Data shown:

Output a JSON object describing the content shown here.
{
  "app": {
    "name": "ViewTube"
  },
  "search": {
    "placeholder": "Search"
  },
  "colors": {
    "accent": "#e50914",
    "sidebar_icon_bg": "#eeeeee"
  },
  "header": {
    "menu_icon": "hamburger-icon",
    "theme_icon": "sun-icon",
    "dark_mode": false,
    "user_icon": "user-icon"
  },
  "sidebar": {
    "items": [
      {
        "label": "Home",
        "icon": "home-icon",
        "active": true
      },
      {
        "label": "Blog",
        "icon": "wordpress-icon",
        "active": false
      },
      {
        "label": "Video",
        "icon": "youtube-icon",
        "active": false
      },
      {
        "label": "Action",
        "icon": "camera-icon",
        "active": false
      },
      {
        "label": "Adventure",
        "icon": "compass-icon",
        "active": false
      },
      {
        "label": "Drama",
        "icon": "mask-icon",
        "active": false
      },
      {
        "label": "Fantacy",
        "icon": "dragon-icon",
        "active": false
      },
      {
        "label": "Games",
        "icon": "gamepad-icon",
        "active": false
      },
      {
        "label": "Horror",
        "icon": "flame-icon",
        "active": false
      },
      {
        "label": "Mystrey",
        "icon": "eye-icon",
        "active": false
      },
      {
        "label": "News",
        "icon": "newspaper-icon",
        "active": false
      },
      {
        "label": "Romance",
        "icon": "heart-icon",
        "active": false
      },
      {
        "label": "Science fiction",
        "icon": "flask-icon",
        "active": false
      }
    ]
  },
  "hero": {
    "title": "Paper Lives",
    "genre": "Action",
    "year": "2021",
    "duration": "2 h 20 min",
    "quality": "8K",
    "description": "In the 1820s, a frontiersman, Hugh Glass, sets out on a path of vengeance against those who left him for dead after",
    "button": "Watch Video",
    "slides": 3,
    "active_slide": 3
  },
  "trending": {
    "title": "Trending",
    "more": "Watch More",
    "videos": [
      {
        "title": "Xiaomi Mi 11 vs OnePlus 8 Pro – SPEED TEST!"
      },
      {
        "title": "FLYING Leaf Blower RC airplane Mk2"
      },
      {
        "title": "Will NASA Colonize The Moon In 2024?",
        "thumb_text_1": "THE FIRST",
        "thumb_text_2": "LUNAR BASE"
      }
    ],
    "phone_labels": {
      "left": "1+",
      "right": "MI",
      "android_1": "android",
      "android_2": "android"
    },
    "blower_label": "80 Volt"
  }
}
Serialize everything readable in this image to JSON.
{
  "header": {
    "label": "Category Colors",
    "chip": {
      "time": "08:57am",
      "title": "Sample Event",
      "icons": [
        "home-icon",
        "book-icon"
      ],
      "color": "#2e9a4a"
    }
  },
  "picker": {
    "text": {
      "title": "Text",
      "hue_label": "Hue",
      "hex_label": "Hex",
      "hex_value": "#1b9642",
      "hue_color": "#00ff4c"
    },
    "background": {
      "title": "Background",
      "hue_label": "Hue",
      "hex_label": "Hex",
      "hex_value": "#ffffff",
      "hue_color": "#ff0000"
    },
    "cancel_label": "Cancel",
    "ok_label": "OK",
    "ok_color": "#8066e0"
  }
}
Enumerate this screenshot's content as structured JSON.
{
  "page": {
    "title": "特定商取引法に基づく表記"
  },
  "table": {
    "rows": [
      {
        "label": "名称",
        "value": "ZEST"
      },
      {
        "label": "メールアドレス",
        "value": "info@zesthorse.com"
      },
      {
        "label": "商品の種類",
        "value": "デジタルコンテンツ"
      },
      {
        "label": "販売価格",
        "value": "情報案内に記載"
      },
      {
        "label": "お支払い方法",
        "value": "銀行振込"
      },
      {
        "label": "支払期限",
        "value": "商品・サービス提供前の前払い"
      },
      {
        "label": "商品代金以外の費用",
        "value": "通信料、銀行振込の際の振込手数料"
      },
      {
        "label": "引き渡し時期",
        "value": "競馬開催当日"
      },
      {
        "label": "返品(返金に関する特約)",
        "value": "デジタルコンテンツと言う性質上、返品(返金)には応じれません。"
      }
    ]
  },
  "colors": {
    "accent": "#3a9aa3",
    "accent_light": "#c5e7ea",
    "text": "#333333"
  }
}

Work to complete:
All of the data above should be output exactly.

Output for this exercise:
Output a JSON object describing the content shown here.
{
  "app": {
    "name": "ViewTube"
  },
  "search": {
    "placeholder": "Search"
  },
  "colors": {
    "accent": "#e50914",
    "sidebar_icon_bg": "#eeeeee"
  },
  "header": {
    "menu_icon": "hamburger-icon",
    "theme_icon": "sun-icon",
    "dark_mode": false,
    "user_icon": "user-icon"
  },
  "sidebar": {
    "items": [
      {
        "label": "Home",
        "icon": "home-icon",
        "active": true
      },
      {
        "label": "Blog",
        "icon": "wordpress-icon",
        "active": false
      },
      {
        "label": "Video",
        "icon": "youtube-icon",
        "active": false
      },
      {
        "label": "Action",
        "icon": "camera-icon",
        "active": false
      },
      {
        "label": "Adventure",
        "icon": "compass-icon",
        "active": false
      },
      {
        "label": "Drama",
        "icon": "mask-icon",
        "active": false
      },
      {
        "label": "Fantacy",
        "icon": "dragon-icon",
        "active": false
      },
      {
        "label": "Games",
        "icon": "gamepad-icon",
        "active": false
      },
      {
        "label": "Horror",
        "icon": "flame-icon",
        "active": false
      },
      {
        "label": "Mystrey",
        "icon": "eye-icon",
        "active": false
      },
      {
        "label": "News",
        "icon": "newspaper-icon",
        "active": false
      },
      {
        "label": "Romance",
        "icon": "heart-icon",
        "active": false
      },
      {
        "label": "Science fiction",
        "icon": "flask-icon",
        "active": false
      }
    ]
  },
  "hero": {
    "title": "Paper Lives",
    "genre": "Action",
    "year": "2021",
    "duration": "2 h 20 min",
    "quality": "8K",
    "description": "In the 1820s, a frontiersman, Hugh Glass, sets out on a path of vengeance against those who left him for dead after",
    "button": "Watch Video",
    "slides": 3,
    "active_slide": 3
  },
  "trending": {
    "title": "Trending",
    "more": "Watch More",
    "videos": [
      {
        "title": "Xiaomi Mi 11 vs OnePlus 8 Pro – SPEED TEST!"
      },
      {
        "title": "FLYING Leaf Blower RC airplane Mk2"
      },
      {
        "title": "Will NASA Colonize The Moon In 2024?",
        "thumb_text_1": "THE FIRST",
        "thumb_text_2": "LUNAR BASE"
      }
    ],
    "phone_labels": {
      "left": "1+",
      "right": "MI",
      "android_1": "android",
      "android_2": "android"
    },
    "blower_label": "80 Volt"
  }
}
Serialize everything readable in this image to JSON.
{
  "header": {
    "label": "Category Colors",
    "chip": {
      "time": "08:57am",
      "title": "Sample Event",
      "icons": [
        "home-icon",
        "book-icon"
      ],
      "color": "#2e9a4a"
    }
  },
  "picker": {
    "text": {
      "title": "Text",
      "hue_label": "Hue",
      "hex_label": "Hex",
      "hex_value": "#1b9642",
      "hue_color": "#00ff4c"
    },
    "background": {
      "title": "Background",
      "hue_label": "Hue",
      "hex_label": "Hex",
      "hex_value": "#ffffff",
      "hue_color": "#ff0000"
    },
    "cancel_label": "Cancel",
    "ok_label": "OK",
    "ok_color": "#8066e0"
  }
}
Enumerate this screenshot's content as structured JSON.
{
  "page": {
    "title": "特定商取引法に基づく表記"
  },
  "table": {
    "rows": [
      {
        "label": "名称",
        "value": "ZEST"
      },
      {
        "label": "メールアドレス",
        "value": "info@zesthorse.com"
      },
      {
        "label": "商品の種類",
        "value": "デジタルコンテンツ"
      },
      {
        "label": "販売価格",
        "value": "情報案内に記載"
      },
      {
        "label": "お支払い方法",
        "value": "銀行振込"
      },
      {
        "label": "支払期限",
        "value": "商品・サービス提供前の前払い"
      },
      {
        "label": "商品代金以外の費用",
        "value": "通信料、銀行振込の際の振込手数料"
      },
      {
        "label": "引き渡し時期",
        "value": "競馬開催当日"
      },
      {
        "label": "返品(返金に関する特約)",
        "value": "デジタルコンテンツと言う性質上、返品(返金)には応じれません。"
      }
    ]
  },
  "colors": {
    "accent": "#3a9aa3",
    "accent_light": "#c5e7ea",
    "text": "#333333"
  }
}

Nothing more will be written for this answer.